But thank you for those words about him. In the many people I've met in my life, I've never met anyone who writes so evocatively and sublimely and poetically as you.

rita said...

That was beautiful fifi. The post so totally resonated with me. Yes, that was the Bryan/Paul I knew. I echo regulus's last paragraph.

Unknown said...

What a beautiful happy yet sad story. It is funny how life just keeps going on after such heartbreak!

I am sorry to hear about you friend. It sounds like he was a wonderful person.

Anonymous said...

Fifi, you tell such a beautful story, even in sadness. Thank you for reminding of the preciousness of life.

Pam said...

Oh Fifi, you are so lyrical but I can never tell what's real and what's not. Are those real stories? Well, the Bryan one is because I've just backtracked to him. So I suppose the Maia one is too, though I was hoping it wasn't.

Hmm. Yes, there are much worse things than my problems.

fifi said...

Isabelle, everything is true...

fifi said...


Jellyhead said...

fifi I'm sorry about your friend Bryan. It sounds like he had such a beautiful heart.

The story about the baby lost, and the new baby born is so tragic and glorious all at once I can hardly bear it.

love to you fifi

alice c said...

I am so sad for you. Grief is such a burden to bear even if it is for people whose touch on our lives has been fleeting. Bryan's life will have been enriched by knowing you - take comfort from that knowledge.

Jacinta said...

Beautiful heartfelt words. And what precious memories and bonds we create through friendships and love.

Ampersand Duck said...

Beautiful post, I'd like you to meet beautiful post. You've both made my day a little bit wurty.

Regulus said...

Again, Fifi, thank you for this entry. It was special to me.

meggie said...

Your wonderful words, mean so much, to so many different people. It is part of your gift, your wonderful gift.

Noelle Swan Gilbert said...

fifi, you are such a beautiful writer. i am so moved to read your words, to feel your story. noelle

meli said...

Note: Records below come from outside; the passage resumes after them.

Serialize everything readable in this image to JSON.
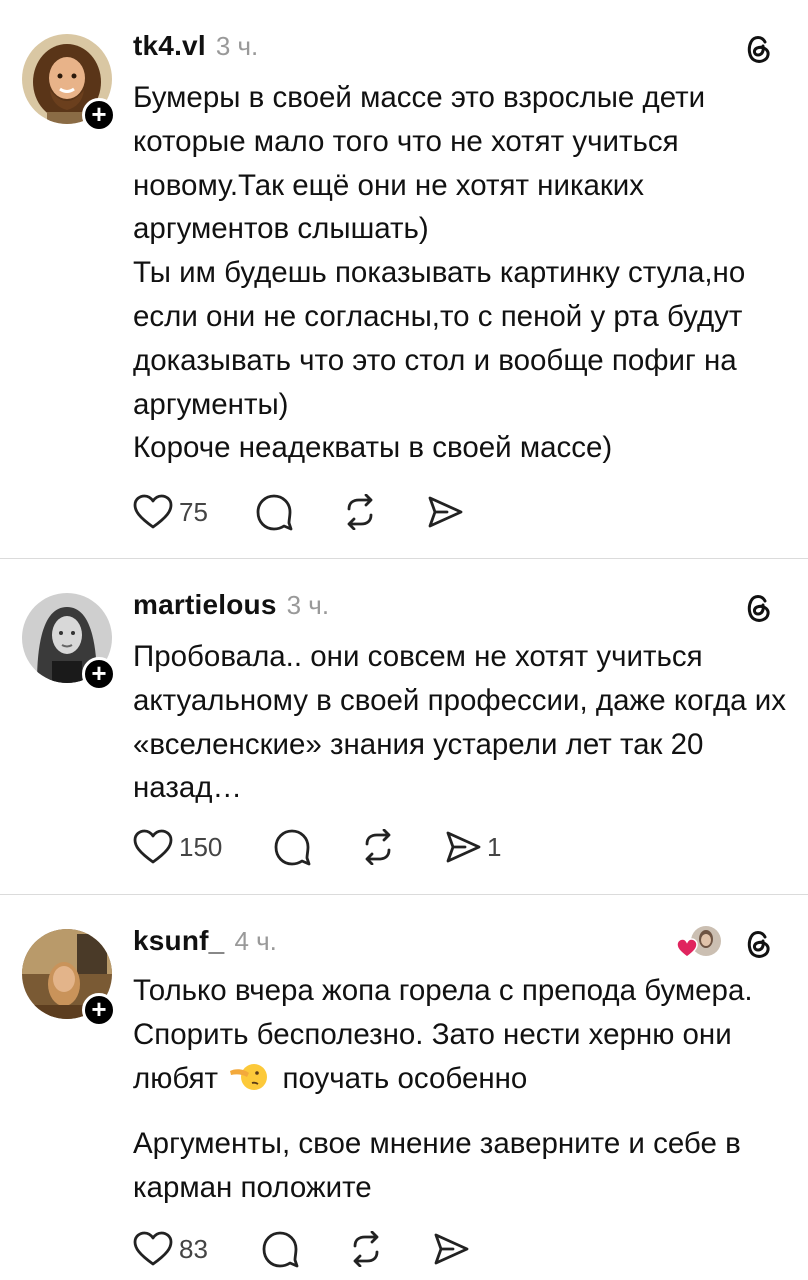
{
  "posts": [
    {
      "username": "tk4.vl",
      "time": "3 ч.",
      "paragraphs": [
        "Бумеры в своей массе это взрослые дети которые мало того что не хотят учиться новому.Так ещё они не хотят никаких аргументов слышать)",
        "Ты им будешь показывать картинку стула,но если они не согласны,то с пеной у рта будут доказывать что это стол и вообще пофиг на аргументы)",
        "Короче неадекваты в своей массе)"
      ],
      "likes": "75",
      "shares": ""
    },
    {
      "username": "martielous",
      "time": "3 ч.",
      "paragraphs": [
        "Пробовала.. они совсем не хотят учиться актуальному в своей профессии, даже когда их «вселенские» знания устарели лет так 20 назад…"
      ],
      "likes": "150",
      "shares": "1"
    },
    {
      "username": "ksunf_",
      "time": "4 ч.",
      "line1": "Только вчера жопа горела с препода бумера. Спорить бесполезно. Зато нести херню они любят",
      "line1_after": "поучать особенно",
      "paragraph2": "Аргументы, свое мнение заверните и себе в карман положите",
      "likes": "83",
      "shares": ""
    }
  ],
  "icons": {
    "like": "heart-icon",
    "comment": "comment-icon",
    "repost": "repost-icon",
    "share": "share-icon",
    "threads": "threads-logo-icon",
    "follow": "plus-icon"
  },
  "colors": {
    "text": "#111111",
    "muted": "#999999",
    "divider": "#dbdbdb",
    "heart": "#e0245e"
  }
}
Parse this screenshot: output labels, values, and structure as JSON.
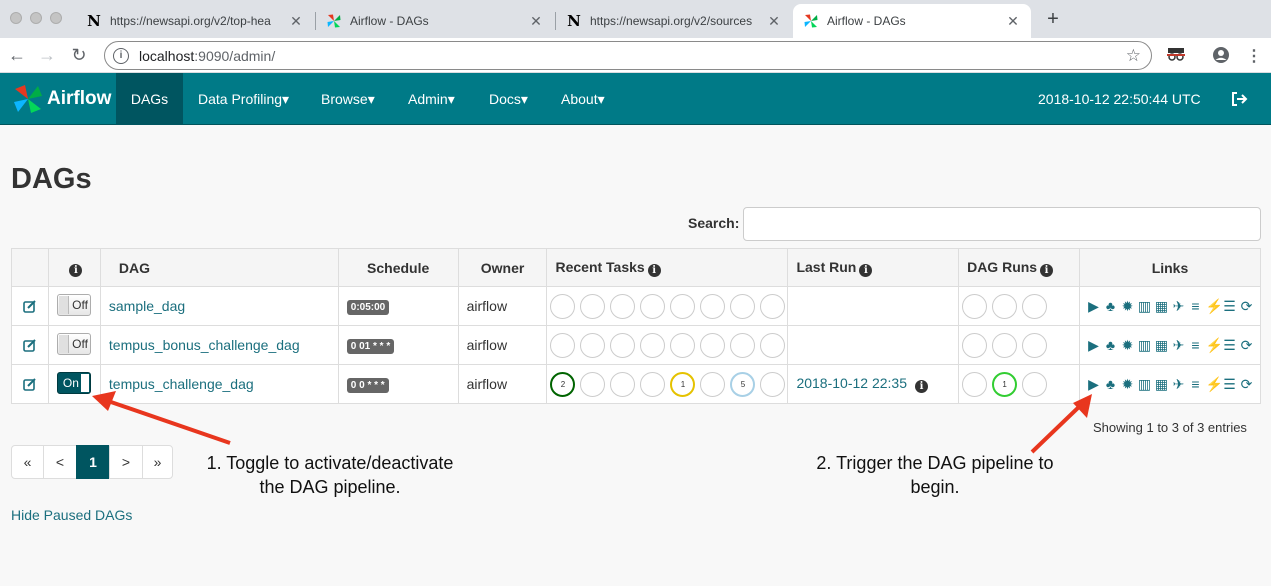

such sad stories... sorry for not saying anything earlier. there are too many sad stories like this. thanks for writing them down though. x

Mary said...


Sad stories.

So beautiful from you though.